About this exercise: Only lines that contain the word "avatar" belong in the answer; copy them from the records below.
BEGIN Stored data
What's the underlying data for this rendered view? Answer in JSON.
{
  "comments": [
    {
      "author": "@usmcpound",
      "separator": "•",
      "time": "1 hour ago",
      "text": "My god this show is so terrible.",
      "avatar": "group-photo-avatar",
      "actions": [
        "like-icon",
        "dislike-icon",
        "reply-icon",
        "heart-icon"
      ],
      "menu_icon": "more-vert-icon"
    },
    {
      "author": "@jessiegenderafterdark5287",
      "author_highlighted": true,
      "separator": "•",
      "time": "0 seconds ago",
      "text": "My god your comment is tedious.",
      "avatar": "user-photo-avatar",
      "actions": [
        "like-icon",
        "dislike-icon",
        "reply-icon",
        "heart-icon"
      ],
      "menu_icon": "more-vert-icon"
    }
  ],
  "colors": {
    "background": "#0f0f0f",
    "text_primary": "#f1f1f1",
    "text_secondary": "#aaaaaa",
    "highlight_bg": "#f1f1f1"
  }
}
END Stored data
Answer to this task:
      "avatar": "group-photo-avatar",
      "avatar": "user-photo-avatar",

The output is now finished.